DATA UNDER STUDY >>
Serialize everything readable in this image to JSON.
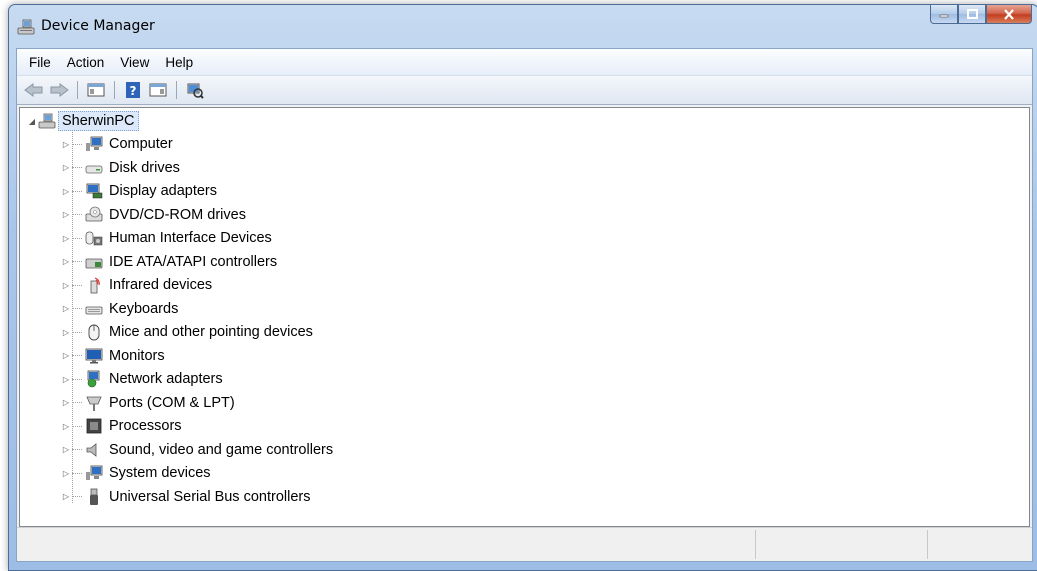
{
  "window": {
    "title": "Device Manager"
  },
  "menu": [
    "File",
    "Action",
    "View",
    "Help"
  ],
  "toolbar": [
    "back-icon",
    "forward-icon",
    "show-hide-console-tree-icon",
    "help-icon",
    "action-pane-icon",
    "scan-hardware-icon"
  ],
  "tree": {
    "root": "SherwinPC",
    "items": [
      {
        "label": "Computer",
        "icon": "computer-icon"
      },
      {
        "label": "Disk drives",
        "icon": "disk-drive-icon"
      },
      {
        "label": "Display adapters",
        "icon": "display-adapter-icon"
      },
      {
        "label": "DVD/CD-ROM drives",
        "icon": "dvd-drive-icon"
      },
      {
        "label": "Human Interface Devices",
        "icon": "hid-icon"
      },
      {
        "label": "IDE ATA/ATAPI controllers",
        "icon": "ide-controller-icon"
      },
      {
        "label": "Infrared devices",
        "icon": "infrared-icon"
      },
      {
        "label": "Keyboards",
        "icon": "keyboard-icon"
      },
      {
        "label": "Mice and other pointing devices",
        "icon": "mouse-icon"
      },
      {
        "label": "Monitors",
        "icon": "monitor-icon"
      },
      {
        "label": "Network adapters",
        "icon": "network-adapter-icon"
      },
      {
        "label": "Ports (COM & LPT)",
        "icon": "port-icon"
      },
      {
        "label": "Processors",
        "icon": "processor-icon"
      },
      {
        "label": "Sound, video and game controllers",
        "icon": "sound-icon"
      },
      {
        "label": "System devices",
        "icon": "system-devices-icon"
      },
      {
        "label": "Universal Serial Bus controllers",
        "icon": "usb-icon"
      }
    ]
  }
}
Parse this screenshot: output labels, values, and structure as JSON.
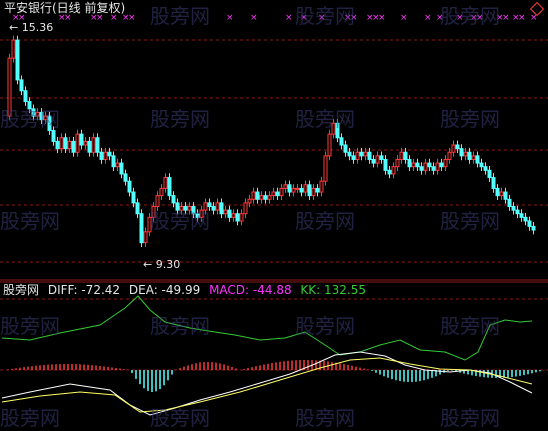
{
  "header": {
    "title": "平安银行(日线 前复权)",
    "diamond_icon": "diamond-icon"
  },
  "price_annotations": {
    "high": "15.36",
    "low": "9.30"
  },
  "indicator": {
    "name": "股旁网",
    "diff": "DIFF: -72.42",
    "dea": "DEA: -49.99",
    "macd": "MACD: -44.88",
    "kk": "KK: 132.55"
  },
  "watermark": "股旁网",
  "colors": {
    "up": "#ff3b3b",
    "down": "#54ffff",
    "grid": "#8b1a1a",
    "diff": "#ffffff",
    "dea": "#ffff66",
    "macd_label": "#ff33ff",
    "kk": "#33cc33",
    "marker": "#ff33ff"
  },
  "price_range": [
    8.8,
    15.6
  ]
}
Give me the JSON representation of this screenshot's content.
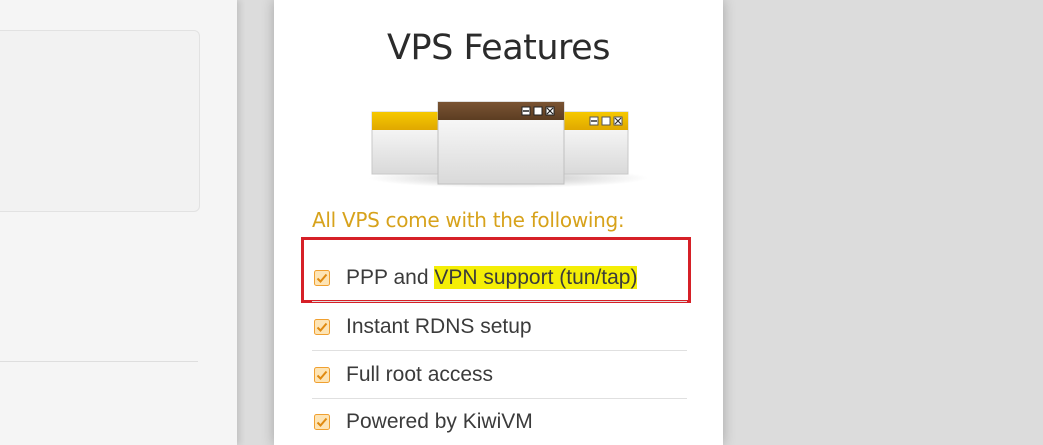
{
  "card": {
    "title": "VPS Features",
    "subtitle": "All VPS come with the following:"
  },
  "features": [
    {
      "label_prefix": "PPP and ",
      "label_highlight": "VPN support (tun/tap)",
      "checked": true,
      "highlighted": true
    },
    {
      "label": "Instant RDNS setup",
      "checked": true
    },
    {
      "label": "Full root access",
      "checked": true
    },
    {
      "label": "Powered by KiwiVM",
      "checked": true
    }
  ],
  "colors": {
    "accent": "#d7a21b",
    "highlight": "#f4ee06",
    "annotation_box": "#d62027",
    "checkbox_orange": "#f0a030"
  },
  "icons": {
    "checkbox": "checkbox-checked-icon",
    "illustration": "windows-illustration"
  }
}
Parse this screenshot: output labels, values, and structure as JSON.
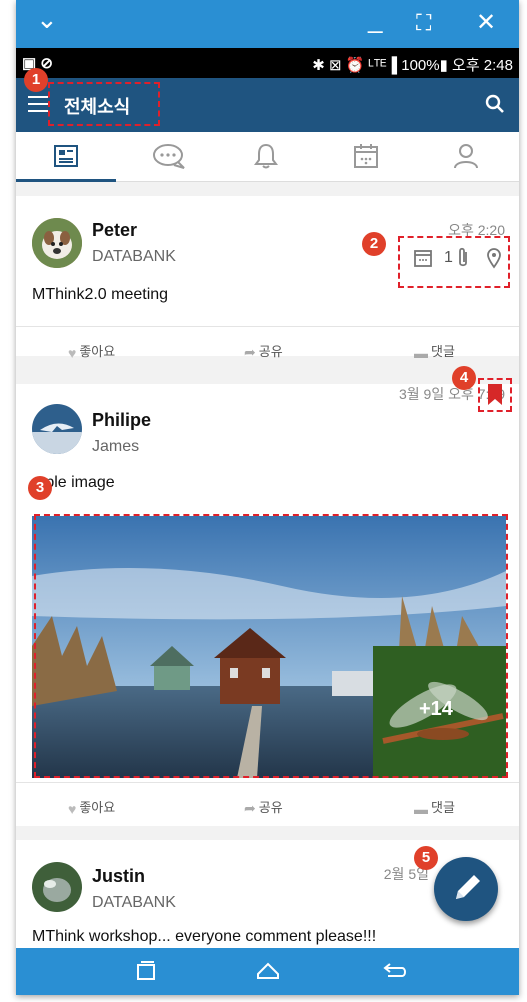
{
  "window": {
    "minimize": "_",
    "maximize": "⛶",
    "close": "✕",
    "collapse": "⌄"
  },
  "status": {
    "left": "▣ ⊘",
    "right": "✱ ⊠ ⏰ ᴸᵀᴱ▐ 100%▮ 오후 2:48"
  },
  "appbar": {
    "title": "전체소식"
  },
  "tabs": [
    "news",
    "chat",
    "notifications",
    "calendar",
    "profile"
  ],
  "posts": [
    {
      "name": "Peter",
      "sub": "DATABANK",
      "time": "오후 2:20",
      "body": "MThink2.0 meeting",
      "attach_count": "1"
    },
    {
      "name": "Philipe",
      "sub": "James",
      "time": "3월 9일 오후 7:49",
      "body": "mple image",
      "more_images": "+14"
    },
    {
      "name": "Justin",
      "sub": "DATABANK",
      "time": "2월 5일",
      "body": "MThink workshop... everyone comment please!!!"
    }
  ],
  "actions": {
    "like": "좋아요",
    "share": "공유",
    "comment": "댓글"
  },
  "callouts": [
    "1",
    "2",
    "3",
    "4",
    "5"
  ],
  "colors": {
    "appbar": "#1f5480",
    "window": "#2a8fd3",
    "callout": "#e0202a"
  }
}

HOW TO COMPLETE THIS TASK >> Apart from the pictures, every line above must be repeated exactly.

EXERCISE RESPONSE >>
Serialize everything readable in this image to JSON.
{
  "window": {
    "title": "Device Manager"
  },
  "menu": [
    "File",
    "Action",
    "View",
    "Help"
  ],
  "toolbar": [
    "back-icon",
    "forward-icon",
    "show-hide-console-tree-icon",
    "help-icon",
    "action-pane-icon",
    "scan-hardware-icon"
  ],
  "tree": {
    "root": "SherwinPC",
    "items": [
      {
        "label": "Computer",
        "icon": "computer-icon"
      },
      {
        "label": "Disk drives",
        "icon": "disk-drive-icon"
      },
      {
        "label": "Display adapters",
        "icon": "display-adapter-icon"
      },
      {
        "label": "DVD/CD-ROM drives",
        "icon": "dvd-drive-icon"
      },
      {
        "label": "Human Interface Devices",
        "icon": "hid-icon"
      },
      {
        "label": "IDE ATA/ATAPI controllers",
        "icon": "ide-controller-icon"
      },
      {
        "label": "Infrared devices",
        "icon": "infrared-icon"
      },
      {
        "label": "Keyboards",
        "icon": "keyboard-icon"
      },
      {
        "label": "Mice and other pointing devices",
        "icon": "mouse-icon"
      },
      {
        "label": "Monitors",
        "icon": "monitor-icon"
      },
      {
        "label": "Network adapters",
        "icon": "network-adapter-icon"
      },
      {
        "label": "Ports (COM & LPT)",
        "icon": "port-icon"
      },
      {
        "label": "Processors",
        "icon": "processor-icon"
      },
      {
        "label": "Sound, video and game controllers",
        "icon": "sound-icon"
      },
      {
        "label": "System devices",
        "icon": "system-devices-icon"
      },
      {
        "label": "Universal Serial Bus controllers",
        "icon": "usb-icon"
      }
    ]
  }
}
Parse this screenshot: output labels, values, and structure as JSON.
{
  "header": {
    "title": "平安银行(日线 前复权)",
    "diamond_icon": "diamond-icon"
  },
  "price_annotations": {
    "high": "15.36",
    "low": "9.30"
  },
  "indicator": {
    "name": "股旁网",
    "diff": "DIFF: -72.42",
    "dea": "DEA: -49.99",
    "macd": "MACD: -44.88",
    "kk": "KK: 132.55"
  },
  "watermark": "股旁网",
  "colors": {
    "up": "#ff3b3b",
    "down": "#54ffff",
    "grid": "#8b1a1a",
    "diff": "#ffffff",
    "dea": "#ffff66",
    "macd_label": "#ff33ff",
    "kk": "#33cc33",
    "marker": "#ff33ff"
  },
  "price_range": [
    8.8,
    15.6
  ]
}
Give me the JSON representation of this screenshot's content.
{
  "card": {
    "title": "VPS Features",
    "subtitle": "All VPS come with the following:"
  },
  "features": [
    {
      "label_prefix": "PPP and ",
      "label_highlight": "VPN support (tun/tap)",
      "checked": true,
      "highlighted": true
    },
    {
      "label": "Instant RDNS setup",
      "checked": true
    },
    {
      "label": "Full root access",
      "checked": true
    },
    {
      "label": "Powered by KiwiVM",
      "checked": true
    }
  ],
  "colors": {
    "accent": "#d7a21b",
    "highlight": "#f4ee06",
    "annotation_box": "#d62027",
    "checkbox_orange": "#f0a030"
  },
  "icons": {
    "checkbox": "checkbox-checked-icon",
    "illustration": "windows-illustration"
  }
}
Parse this screenshot: output labels, values, and structure as JSON.
{
  "window": {
    "minimize": "_",
    "maximize": "⛶",
    "close": "✕",
    "collapse": "⌄"
  },
  "status": {
    "left": "▣ ⊘",
    "right": "✱ ⊠ ⏰ ᴸᵀᴱ▐ 100%▮ 오후 2:48"
  },
  "appbar": {
    "title": "전체소식"
  },
  "tabs": [
    "news",
    "chat",
    "notifications",
    "calendar",
    "profile"
  ],
  "posts": [
    {
      "name": "Peter",
      "sub": "DATABANK",
      "time": "오후 2:20",
      "body": "MThink2.0 meeting",
      "attach_count": "1"
    },
    {
      "name": "Philipe",
      "sub": "James",
      "time": "3월 9일 오후 7:49",
      "body": "mple image",
      "more_images": "+14"
    },
    {
      "name": "Justin",
      "sub": "DATABANK",
      "time": "2월 5일",
      "body": "MThink workshop... everyone comment please!!!"
    }
  ],
  "actions": {
    "like": "좋아요",
    "share": "공유",
    "comment": "댓글"
  },
  "callouts": [
    "1",
    "2",
    "3",
    "4",
    "5"
  ],
  "colors": {
    "appbar": "#1f5480",
    "window": "#2a8fd3",
    "callout": "#e0202a"
  }
}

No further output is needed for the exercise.